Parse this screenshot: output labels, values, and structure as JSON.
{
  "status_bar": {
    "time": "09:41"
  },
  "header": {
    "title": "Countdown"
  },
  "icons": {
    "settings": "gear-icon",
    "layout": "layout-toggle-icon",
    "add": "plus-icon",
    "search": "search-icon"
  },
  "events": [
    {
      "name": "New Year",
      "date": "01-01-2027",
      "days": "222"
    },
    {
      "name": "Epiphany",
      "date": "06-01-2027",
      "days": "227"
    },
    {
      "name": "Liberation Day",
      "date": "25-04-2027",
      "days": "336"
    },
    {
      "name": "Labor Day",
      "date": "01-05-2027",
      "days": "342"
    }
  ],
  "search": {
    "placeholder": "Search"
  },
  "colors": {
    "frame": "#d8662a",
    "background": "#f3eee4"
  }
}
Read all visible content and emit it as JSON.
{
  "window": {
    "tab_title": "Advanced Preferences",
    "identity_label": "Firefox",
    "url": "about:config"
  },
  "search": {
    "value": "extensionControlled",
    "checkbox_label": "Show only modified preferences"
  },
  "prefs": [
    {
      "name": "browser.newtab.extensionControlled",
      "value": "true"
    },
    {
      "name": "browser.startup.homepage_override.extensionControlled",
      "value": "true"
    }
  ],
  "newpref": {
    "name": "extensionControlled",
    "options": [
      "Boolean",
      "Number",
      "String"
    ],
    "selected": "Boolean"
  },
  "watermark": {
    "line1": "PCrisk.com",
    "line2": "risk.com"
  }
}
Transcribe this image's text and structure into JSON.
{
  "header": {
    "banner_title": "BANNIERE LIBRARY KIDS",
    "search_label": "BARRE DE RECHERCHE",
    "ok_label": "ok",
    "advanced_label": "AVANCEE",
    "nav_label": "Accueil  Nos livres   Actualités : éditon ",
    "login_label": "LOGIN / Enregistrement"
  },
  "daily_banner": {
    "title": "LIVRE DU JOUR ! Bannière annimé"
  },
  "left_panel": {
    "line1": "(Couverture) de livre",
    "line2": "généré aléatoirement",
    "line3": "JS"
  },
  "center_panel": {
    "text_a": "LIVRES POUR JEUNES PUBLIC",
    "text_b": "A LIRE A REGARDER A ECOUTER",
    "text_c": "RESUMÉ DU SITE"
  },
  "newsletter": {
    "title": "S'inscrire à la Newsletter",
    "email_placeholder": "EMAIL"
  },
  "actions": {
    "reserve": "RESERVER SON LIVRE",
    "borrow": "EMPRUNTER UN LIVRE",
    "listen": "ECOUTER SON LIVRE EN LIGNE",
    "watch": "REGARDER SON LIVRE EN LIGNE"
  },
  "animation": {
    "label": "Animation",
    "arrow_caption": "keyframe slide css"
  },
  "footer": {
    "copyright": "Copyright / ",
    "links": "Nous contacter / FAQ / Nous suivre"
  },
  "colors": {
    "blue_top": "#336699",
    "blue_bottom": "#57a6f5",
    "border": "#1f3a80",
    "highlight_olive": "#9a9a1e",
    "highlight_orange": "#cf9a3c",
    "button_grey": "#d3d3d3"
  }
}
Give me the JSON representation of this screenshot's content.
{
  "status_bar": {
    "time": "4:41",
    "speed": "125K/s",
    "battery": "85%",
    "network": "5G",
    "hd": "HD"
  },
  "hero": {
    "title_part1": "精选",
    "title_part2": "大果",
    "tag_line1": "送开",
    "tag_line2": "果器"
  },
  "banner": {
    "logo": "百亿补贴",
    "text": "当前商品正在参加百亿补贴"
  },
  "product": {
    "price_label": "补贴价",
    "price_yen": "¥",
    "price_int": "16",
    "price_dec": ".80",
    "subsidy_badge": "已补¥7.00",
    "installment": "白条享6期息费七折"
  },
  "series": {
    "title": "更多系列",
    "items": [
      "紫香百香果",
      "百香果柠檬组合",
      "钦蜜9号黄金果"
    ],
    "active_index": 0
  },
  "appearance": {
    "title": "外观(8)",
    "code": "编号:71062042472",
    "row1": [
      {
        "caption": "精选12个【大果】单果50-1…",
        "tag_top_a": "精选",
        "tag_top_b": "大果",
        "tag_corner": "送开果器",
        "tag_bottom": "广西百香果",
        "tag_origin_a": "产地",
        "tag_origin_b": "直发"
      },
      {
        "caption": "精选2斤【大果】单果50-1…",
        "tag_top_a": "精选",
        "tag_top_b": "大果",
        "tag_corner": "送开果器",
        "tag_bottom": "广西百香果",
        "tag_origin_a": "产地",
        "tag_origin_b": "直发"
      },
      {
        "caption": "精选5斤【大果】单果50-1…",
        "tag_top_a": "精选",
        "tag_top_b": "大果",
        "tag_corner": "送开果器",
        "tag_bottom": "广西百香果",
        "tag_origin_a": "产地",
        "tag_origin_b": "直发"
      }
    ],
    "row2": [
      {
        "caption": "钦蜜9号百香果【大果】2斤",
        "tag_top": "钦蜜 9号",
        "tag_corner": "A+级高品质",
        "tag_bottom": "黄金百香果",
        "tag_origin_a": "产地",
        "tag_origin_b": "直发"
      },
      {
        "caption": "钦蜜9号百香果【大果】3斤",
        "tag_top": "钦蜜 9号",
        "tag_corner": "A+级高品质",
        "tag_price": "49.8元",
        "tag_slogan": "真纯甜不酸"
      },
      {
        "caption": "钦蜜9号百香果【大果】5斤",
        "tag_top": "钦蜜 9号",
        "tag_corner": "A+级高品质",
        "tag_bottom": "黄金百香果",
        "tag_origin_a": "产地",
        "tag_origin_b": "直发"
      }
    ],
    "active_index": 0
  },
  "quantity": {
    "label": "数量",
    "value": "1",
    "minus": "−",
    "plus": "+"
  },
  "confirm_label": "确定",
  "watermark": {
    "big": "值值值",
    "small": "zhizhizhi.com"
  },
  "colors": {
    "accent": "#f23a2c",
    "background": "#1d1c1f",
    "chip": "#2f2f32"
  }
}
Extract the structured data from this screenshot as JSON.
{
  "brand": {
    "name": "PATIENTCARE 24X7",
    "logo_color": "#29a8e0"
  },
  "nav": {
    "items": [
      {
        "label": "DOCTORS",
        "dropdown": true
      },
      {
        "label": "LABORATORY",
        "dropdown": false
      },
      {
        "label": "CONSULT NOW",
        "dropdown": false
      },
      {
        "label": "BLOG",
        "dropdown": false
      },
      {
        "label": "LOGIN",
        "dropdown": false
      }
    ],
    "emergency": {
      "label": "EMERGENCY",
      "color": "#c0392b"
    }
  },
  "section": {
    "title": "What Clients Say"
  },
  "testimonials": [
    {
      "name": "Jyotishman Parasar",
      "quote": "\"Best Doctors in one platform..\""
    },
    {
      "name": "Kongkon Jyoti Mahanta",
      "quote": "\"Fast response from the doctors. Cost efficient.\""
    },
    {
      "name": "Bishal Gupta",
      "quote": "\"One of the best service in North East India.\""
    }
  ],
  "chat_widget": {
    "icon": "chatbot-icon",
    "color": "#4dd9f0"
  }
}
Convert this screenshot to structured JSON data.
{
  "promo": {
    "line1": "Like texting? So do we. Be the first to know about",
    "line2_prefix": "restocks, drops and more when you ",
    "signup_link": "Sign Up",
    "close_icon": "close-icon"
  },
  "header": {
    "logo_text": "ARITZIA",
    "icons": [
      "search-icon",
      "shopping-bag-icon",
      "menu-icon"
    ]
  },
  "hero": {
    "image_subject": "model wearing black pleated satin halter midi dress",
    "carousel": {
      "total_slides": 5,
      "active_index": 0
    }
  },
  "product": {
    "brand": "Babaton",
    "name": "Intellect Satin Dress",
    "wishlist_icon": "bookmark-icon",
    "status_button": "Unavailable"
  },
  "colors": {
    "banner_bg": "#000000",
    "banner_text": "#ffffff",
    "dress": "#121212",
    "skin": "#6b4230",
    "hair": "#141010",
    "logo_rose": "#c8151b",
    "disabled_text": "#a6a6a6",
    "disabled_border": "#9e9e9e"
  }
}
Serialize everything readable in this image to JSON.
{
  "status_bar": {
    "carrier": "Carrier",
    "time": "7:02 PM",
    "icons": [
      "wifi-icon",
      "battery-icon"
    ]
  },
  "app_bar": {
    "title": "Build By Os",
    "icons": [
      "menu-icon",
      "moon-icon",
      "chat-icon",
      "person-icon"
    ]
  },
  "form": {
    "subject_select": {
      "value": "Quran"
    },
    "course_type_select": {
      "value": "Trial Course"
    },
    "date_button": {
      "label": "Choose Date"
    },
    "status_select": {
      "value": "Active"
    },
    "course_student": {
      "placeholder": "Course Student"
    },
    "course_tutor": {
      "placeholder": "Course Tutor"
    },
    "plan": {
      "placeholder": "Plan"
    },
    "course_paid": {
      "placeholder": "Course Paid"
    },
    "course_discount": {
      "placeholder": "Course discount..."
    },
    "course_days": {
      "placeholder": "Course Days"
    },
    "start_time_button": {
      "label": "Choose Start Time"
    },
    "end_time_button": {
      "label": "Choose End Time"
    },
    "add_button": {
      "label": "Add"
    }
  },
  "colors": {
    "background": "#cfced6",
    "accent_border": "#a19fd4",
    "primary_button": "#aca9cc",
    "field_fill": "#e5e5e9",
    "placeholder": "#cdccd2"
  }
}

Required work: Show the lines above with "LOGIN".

Answer to the problem:
    "login_label": "LOGIN / Enregistrement"
        "label": "LOGIN",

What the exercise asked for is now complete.